Breaking Down What DevOps Means
Five considerations for federal agencies looking to adopt the DevOps philosophy.
The software development life cycle has continued to evolve since it first emerged in the 1960s, with each iteration intended to bring about a faster, more reliable, methodical process for developing software and delivering it to end users. From structured programming and requirements analysis to rapid application development and scrum, developers and project managers alike can struggle to keep up with the new frameworks, methodologies, processes and tools. That struggle often turns into finger pointing (e.g., “Worked fine in Dev, it’s an Ops problem now.”) and frustration (“Did they even test this?”). With DevOps being the next iteration in the development life cycle, organizations have the opportunity to rethink their approach to software development. To do it right, they’ll first need to understand what it is and what it’s not.
DevOps is not build-in-place development or rapid prototyping. It’s not agile, and it’s not a role or a job title. It’s not a separate team or a special tool. It’s not just automation and there’s not just one way to do it effectively. It’s a rapid, customized approach to software development with minimum resources, maximum quality, and unification of development and operations for strategic mission fulfillment.
DevOps requires a culture of real-time collaboration among every group in an organization. It’s fast, and produces frequent deployments to production; if it’s slow, it’s not being done correctly. DevOps challenges distributed, status quo software development. It is different, and it requires time, funding, training, testing, communication, collaboration and buy-in but the benefits far outweigh the costs.
There isn’t a single approach to DevOps that’s universally successful, but there are a few core elements that every organization needs to consider:
Communicate to gain commitment: DevOps represents a fundamental shift in the way developers and end-users operate. Just like any potentially high-impact, organizationwide change, there’s a significant chance it will be met with resistance. Prepare for the tough questions and anticipate who in your organization will fight it the hardest. Often, if you can win them over first, the rest of your organization will follow. Build a vision that everyone can understand and see where they benefit. Be as transparent as possible and eliminate barriers to communication; let everyone involved know how critical it is to have 100 percent commitment across the enterprise. If only four out of five groups commit, it’s still not going to be a success—no amount of technology can overcome a lack of commitment.
Break the rules: This isn’t necessarily an endorsement for asking forgiveness over permission, but a few maverick innovators can help make the case for why an organization should pursue DevOps. Instead of trying to transform your organization’s development mindset overnight, identify the developers and departments within your organization that can help you build a success story. Start small, and limit your DevOps pilot to something small (e.g., hot fixes only), and collect metrics. In time, once others in your organization see the benefits (and lack of outages), you’ll earn the trust and confidence necessary to make DevOps a success on a larger scale.
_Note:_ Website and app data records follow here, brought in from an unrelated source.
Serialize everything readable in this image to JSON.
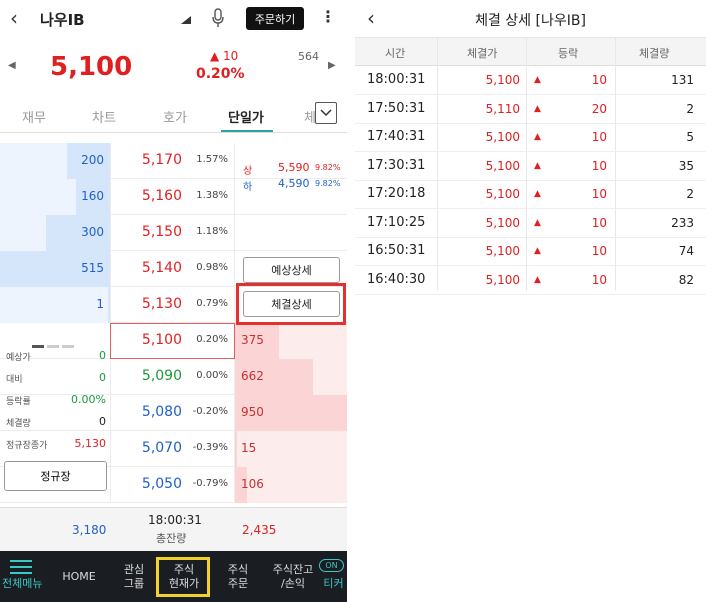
{
  "stock": {
    "name": "나우IB",
    "order_button": "주문하기",
    "price": "5,100",
    "change": "▲ 10",
    "change_pct": "0.20%",
    "volume": "564"
  },
  "tabs": [
    "재무",
    "차트",
    "호가",
    "단일가",
    "체"
  ],
  "tabs_active": "단일가",
  "orderbook": {
    "asks": [
      {
        "qty": "200",
        "price": "5,170",
        "pct": "1.57%",
        "fill": 0.39
      },
      {
        "qty": "160",
        "price": "5,160",
        "pct": "1.38%",
        "fill": 0.31
      },
      {
        "qty": "300",
        "price": "5,150",
        "pct": "1.18%",
        "fill": 0.58
      },
      {
        "qty": "515",
        "price": "5,140",
        "pct": "0.98%",
        "fill": 1.0
      },
      {
        "qty": "1",
        "price": "5,130",
        "pct": "0.79%",
        "fill": 0.02
      }
    ],
    "bids": [
      {
        "qty": "375",
        "price": "5,100",
        "pct": "0.20%",
        "color": "red",
        "fill": 0.39
      },
      {
        "qty": "662",
        "price": "5,090",
        "pct": "0.00%",
        "color": "green",
        "fill": 0.7
      },
      {
        "qty": "950",
        "price": "5,080",
        "pct": "-0.20%",
        "color": "blue",
        "fill": 1.0
      },
      {
        "qty": "15",
        "price": "5,070",
        "pct": "-0.39%",
        "color": "blue",
        "fill": 0.02
      },
      {
        "qty": "106",
        "price": "5,050",
        "pct": "-0.79%",
        "color": "blue",
        "fill": 0.11
      }
    ]
  },
  "limits": {
    "upper_label": "상",
    "upper_price": "5,590",
    "upper_pct": "9.82%",
    "lower_label": "하",
    "lower_price": "4,590",
    "lower_pct": "9.82%"
  },
  "side_buttons": {
    "expected": "예상상세",
    "trade": "체결상세"
  },
  "info": [
    {
      "label": "예상가",
      "value": "0",
      "color": "green"
    },
    {
      "label": "대비",
      "value": "0",
      "color": "green"
    },
    {
      "label": "등락률",
      "value": "0.00%",
      "color": "green"
    },
    {
      "label": "체결량",
      "value": "0",
      "color": "dark"
    },
    {
      "label": "정규장종가",
      "value": "5,130",
      "color": "red"
    }
  ],
  "regular_button": "정규장",
  "summary": {
    "ask_total": "3,180",
    "time": "18:00:31",
    "time_label": "총잔량",
    "bid_total": "2,435"
  },
  "bottom_nav": {
    "menu": "전체메뉴",
    "home": "HOME",
    "interest_1": "관심",
    "interest_2": "그룹",
    "current_1": "주식",
    "current_2": "현재가",
    "order_1": "주식",
    "order_2": "주문",
    "balance_1": "주식잔고",
    "balance_2": "/손익",
    "ticker": "티커",
    "ticker_badge": "ON"
  },
  "detail": {
    "title": "체결 상세  [나우IB]",
    "headers": {
      "time": "시간",
      "price": "체결가",
      "change": "등락",
      "qty": "체결량"
    },
    "rows": [
      {
        "time": "18:00:31",
        "price": "5,100",
        "change": "10",
        "qty": "131"
      },
      {
        "time": "17:50:31",
        "price": "5,110",
        "change": "20",
        "qty": "2"
      },
      {
        "time": "17:40:31",
        "price": "5,100",
        "change": "10",
        "qty": "5"
      },
      {
        "time": "17:30:31",
        "price": "5,100",
        "change": "10",
        "qty": "35"
      },
      {
        "time": "17:20:18",
        "price": "5,100",
        "change": "10",
        "qty": "2"
      },
      {
        "time": "17:10:25",
        "price": "5,100",
        "change": "10",
        "qty": "233"
      },
      {
        "time": "16:50:31",
        "price": "5,100",
        "change": "10",
        "qty": "74"
      },
      {
        "time": "16:40:30",
        "price": "5,100",
        "change": "10",
        "qty": "82"
      }
    ]
  },
  "icons": {
    "up_arrow": "▲",
    "back": "back-chevron-icon"
  }
}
Automate: More rapid and frequent deployments require more rapid and frequent testing. To keep up, it’s best to leverage automated testing. With a manual approach, testing is typically reserved for the end of development. With DevOps, testing occurs throughout development to ensure consistent quality. Automated testing is continuous, but just as 100 percent commitment is required for DevOps generally, it’s also needed when it comes to testing because it’s a shared responsibility across your organization and individual departments.
Remember security and choose your tools carefully: With a constant stream of headlines about the latest cyber breaches, it’s become a little harder nowadays to ignore security, but not impossible. There’s a wide variety of DevOps tools available, many of which can help to raise your security profile, but it’s important to also determine what you need your tools to do for you. From code and container creation to infrastructure and process monitoring, there’s a host of self-proclaimed DevOps tools available for purchase. Be sure the tools can do what you need them to, ensure they are secure, and verify that they will function properly in your environments.
Realize DevOps is part of the whole: While DevOps can certainly bring a variety of benefits to an organization—from a shorter development cycle and reduced errors, to increased uptime and reliability—it’s important to realize that it’s really a philosophy and only part of a greater IT solution. Implemented correctly, and coupled with other IT solutions and processes, organizations can realize even more benefits.
DevOps isn’t just about development and operations. It’s really more like DevAutoCommSecOps, but that’s a mouthful, even in the federal space. There are a number of definitions of what DevOps is, but what really matters is understanding what it can do for your organization. With the investment of time, the allocation of certain “rogue” resources, and steadily earned buy-in across the enterprise, federal organizations have the opportunity to considerably reduce their deployment times, and increase the engagement and satisfaction of end users while also significantly increasing their security posture.
According to the 2016 State of DevOps Report, high-performing DevOps organizations deploy 200 times more frequently, have higher employee loyalty, and spend 22 percent less on unplanned work and rework. Those benefits reflect what a mature DevOps organization can expect. Those just starting to adopt DevOps can achieve similar results, but it will take time and total commitment.
Colby Proffitt is a senior analyst at NetCentrics.